_Exercise_
The required result is every line of the records that includes "this".

_Data for review_
· · ·

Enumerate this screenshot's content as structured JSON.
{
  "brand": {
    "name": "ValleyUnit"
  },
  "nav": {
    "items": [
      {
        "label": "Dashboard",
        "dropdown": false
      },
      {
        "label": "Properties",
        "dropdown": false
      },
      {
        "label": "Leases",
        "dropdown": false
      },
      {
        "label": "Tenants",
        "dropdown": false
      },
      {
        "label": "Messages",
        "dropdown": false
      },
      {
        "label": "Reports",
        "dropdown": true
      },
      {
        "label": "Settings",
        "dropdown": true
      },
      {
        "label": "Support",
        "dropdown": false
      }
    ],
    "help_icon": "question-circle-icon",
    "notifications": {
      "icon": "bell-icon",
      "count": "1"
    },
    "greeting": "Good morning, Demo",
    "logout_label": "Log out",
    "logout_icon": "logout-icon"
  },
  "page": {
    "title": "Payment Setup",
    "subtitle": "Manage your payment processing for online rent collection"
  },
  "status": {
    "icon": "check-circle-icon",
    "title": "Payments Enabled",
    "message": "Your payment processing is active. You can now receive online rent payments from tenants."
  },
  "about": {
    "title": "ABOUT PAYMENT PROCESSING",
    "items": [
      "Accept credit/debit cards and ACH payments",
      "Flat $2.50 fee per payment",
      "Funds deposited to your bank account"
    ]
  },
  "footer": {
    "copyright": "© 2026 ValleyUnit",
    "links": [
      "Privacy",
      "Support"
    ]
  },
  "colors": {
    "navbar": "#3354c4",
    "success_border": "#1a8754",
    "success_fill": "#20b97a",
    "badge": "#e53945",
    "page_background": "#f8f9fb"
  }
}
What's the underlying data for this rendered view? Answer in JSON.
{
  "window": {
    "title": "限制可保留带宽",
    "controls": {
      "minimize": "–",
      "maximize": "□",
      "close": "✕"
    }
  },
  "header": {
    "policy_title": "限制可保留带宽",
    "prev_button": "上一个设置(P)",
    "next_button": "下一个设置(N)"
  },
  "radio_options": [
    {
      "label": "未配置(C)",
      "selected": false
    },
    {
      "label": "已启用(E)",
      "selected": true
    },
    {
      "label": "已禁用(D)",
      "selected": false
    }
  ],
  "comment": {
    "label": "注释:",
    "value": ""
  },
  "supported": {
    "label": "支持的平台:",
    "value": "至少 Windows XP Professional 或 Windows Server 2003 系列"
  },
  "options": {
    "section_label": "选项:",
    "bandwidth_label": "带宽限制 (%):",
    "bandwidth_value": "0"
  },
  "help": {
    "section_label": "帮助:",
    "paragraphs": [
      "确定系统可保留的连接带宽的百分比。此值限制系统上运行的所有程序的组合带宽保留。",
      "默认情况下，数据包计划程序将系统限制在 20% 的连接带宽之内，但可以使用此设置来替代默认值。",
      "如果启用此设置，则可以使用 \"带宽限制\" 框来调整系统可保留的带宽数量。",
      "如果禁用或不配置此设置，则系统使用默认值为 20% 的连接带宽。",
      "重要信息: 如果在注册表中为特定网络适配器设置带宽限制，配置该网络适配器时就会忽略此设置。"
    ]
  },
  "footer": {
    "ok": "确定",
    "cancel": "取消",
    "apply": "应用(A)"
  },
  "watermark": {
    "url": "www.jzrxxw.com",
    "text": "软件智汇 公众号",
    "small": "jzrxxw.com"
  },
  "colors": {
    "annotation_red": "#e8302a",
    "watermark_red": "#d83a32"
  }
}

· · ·

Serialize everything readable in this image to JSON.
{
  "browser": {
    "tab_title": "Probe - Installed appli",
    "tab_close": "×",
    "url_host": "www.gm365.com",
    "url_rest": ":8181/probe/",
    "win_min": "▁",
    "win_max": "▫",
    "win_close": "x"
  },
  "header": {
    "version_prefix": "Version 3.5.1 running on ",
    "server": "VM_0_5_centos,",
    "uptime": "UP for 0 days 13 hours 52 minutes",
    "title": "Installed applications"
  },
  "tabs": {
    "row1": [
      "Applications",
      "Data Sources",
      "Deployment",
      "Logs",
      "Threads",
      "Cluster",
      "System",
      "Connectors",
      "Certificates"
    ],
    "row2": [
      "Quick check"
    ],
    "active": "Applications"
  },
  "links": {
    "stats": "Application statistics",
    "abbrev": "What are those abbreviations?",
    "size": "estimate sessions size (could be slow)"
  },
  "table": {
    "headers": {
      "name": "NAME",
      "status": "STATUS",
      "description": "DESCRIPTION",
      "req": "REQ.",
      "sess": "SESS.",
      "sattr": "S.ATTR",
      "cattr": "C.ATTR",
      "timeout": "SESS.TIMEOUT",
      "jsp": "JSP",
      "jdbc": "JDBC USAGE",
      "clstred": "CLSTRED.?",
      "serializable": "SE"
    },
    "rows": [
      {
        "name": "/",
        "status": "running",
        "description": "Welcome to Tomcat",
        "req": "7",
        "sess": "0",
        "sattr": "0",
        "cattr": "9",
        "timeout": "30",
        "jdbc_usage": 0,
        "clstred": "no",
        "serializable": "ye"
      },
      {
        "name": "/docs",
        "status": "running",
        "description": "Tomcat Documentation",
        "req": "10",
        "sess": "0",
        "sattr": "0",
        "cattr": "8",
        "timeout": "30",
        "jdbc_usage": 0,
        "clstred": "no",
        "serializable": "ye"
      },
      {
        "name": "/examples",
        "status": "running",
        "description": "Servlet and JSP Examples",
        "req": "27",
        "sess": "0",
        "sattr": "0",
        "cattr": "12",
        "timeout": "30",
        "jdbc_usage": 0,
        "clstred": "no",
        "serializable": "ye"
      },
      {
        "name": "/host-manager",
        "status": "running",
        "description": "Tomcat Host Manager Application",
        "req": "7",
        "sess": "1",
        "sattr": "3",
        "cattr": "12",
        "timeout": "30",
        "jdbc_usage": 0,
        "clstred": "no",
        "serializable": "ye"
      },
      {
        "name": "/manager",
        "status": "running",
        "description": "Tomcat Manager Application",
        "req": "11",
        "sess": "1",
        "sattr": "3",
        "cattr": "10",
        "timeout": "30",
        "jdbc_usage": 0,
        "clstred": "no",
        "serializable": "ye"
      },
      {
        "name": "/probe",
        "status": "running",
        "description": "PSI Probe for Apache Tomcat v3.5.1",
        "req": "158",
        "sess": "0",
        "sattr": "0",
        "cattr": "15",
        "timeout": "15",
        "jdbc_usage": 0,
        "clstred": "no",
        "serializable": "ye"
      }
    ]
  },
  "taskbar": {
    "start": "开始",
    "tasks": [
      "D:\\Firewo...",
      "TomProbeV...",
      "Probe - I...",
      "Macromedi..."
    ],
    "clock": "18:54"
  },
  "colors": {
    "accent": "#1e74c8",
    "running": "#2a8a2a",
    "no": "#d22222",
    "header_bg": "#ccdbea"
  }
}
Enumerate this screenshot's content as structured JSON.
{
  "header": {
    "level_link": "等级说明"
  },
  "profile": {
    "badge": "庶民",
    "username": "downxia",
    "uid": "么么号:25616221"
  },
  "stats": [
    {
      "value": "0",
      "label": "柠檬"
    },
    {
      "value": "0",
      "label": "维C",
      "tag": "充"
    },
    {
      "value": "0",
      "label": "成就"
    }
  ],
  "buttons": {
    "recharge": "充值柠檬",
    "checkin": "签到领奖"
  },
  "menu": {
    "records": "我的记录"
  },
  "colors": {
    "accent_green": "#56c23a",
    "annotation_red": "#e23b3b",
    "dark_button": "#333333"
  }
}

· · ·

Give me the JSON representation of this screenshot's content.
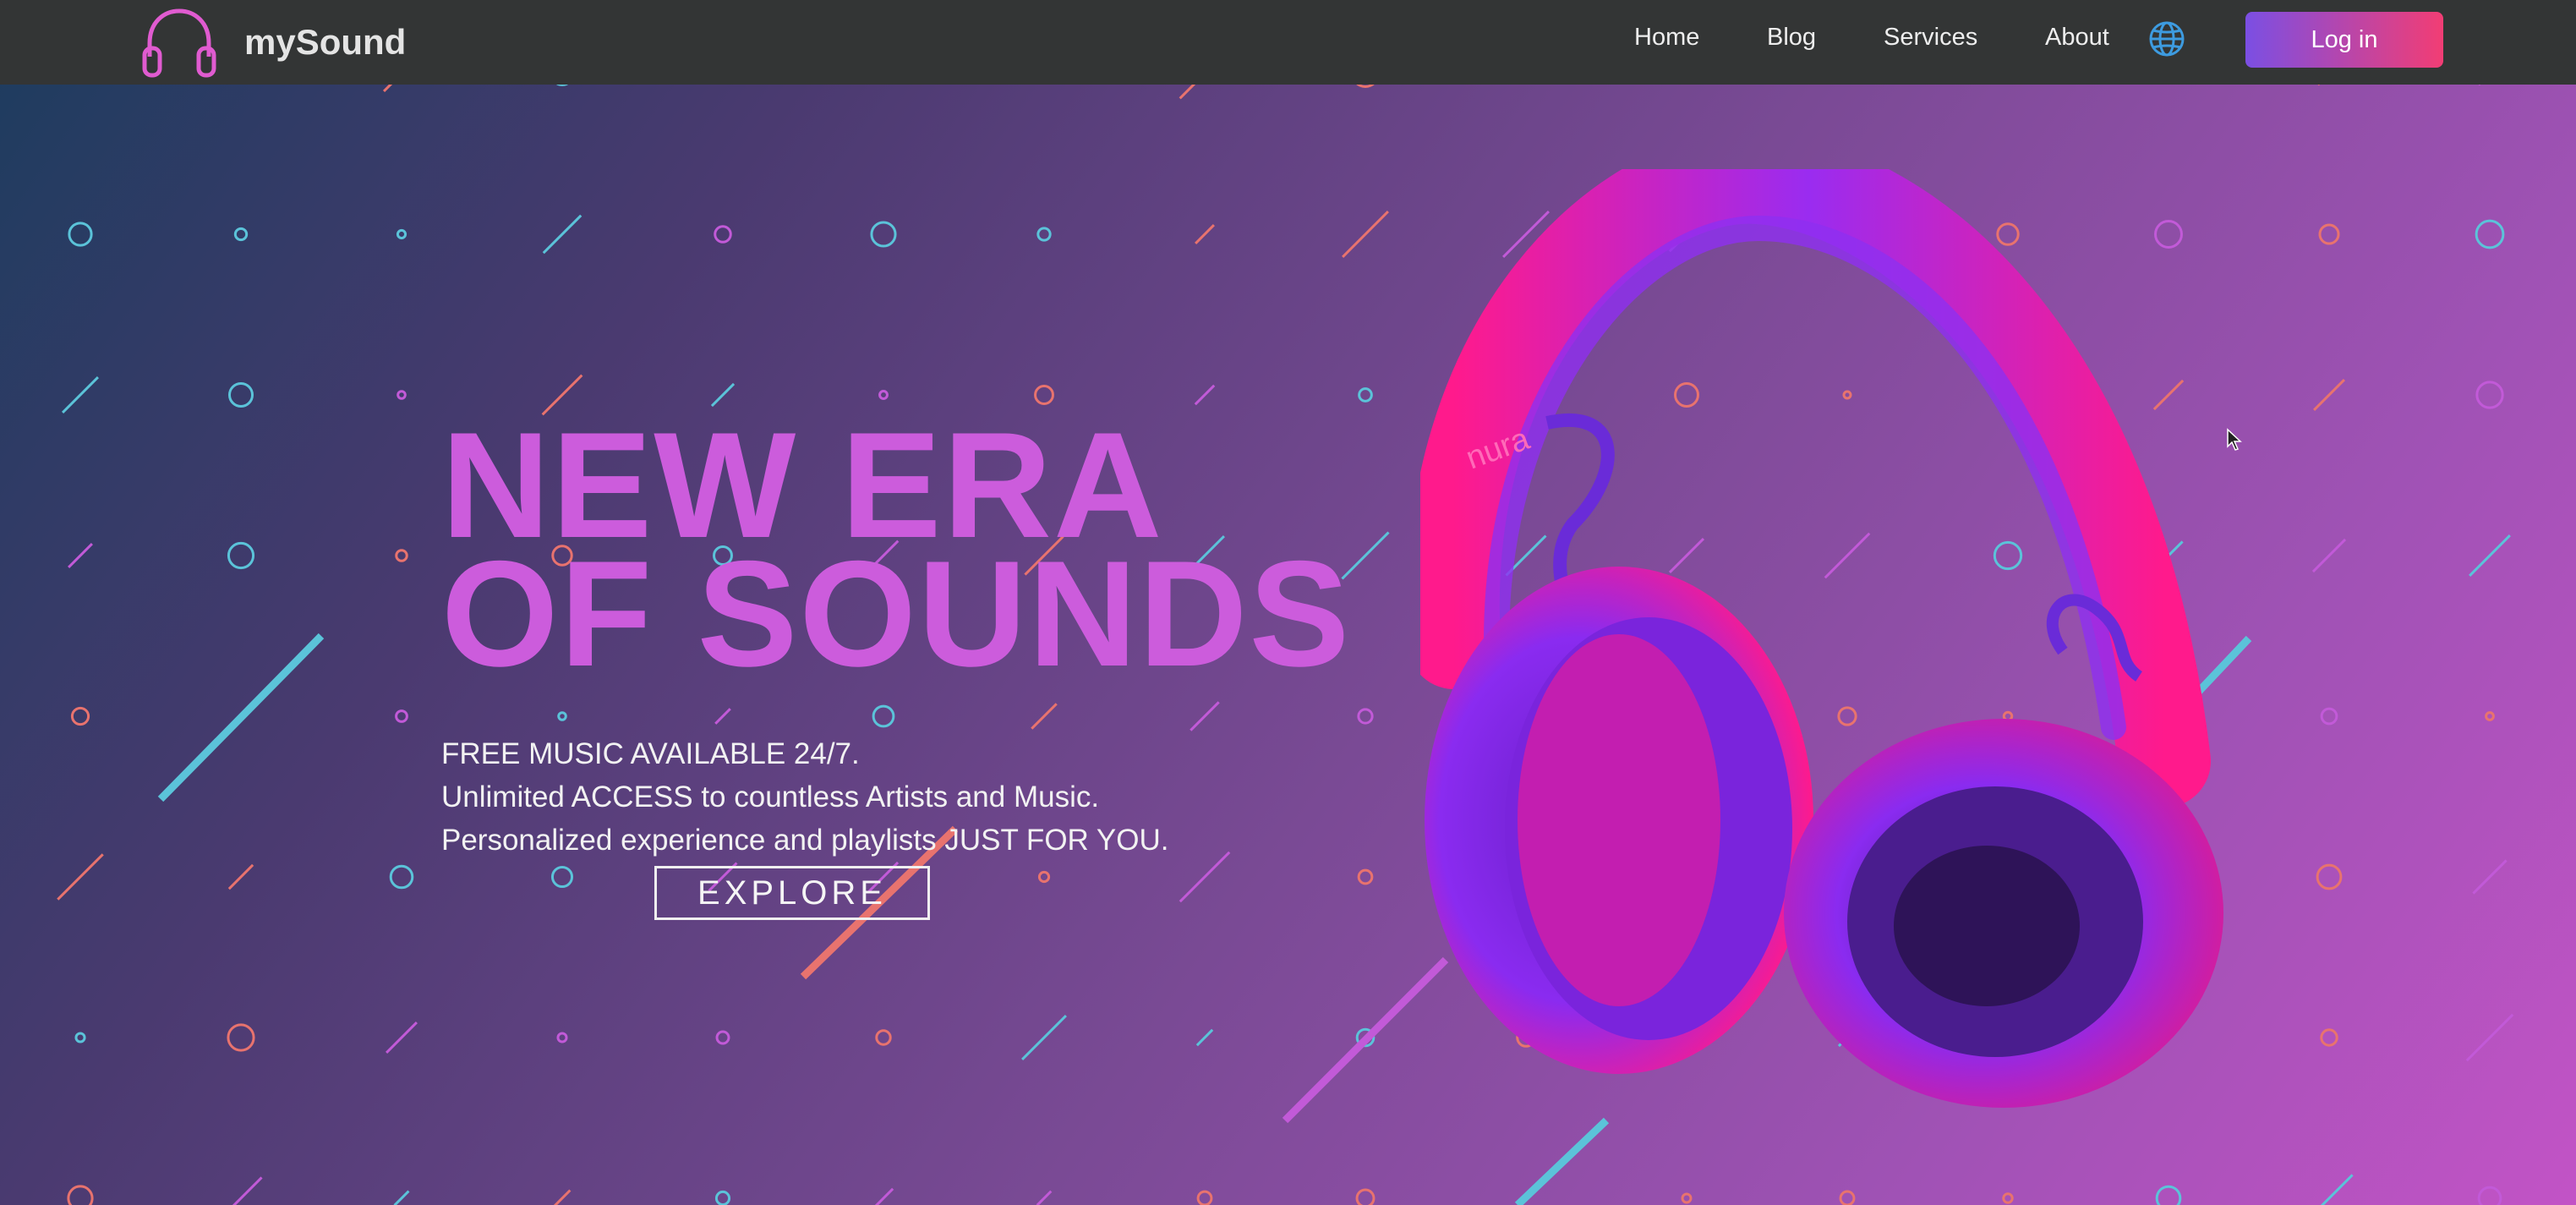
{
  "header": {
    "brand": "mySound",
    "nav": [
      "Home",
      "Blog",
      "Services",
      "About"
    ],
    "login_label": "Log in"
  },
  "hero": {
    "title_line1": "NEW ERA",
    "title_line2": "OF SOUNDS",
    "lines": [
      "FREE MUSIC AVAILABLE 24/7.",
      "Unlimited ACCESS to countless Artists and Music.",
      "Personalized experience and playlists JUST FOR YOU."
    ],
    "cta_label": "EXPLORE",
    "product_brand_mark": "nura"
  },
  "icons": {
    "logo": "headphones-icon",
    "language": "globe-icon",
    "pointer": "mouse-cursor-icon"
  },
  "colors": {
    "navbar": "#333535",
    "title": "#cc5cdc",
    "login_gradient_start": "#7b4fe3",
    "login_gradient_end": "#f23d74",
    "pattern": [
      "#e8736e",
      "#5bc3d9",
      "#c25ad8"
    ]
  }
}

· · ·

_Finished exercise_
Enumerate this screenshot's content as structured JSON.
What's the underlying data for this rendered view? Answer in JSON.
Serialize everything readable in this image to JSON.
Enumerate this screenshot's content as structured JSON.
Give me the JSON representation of this screenshot's content.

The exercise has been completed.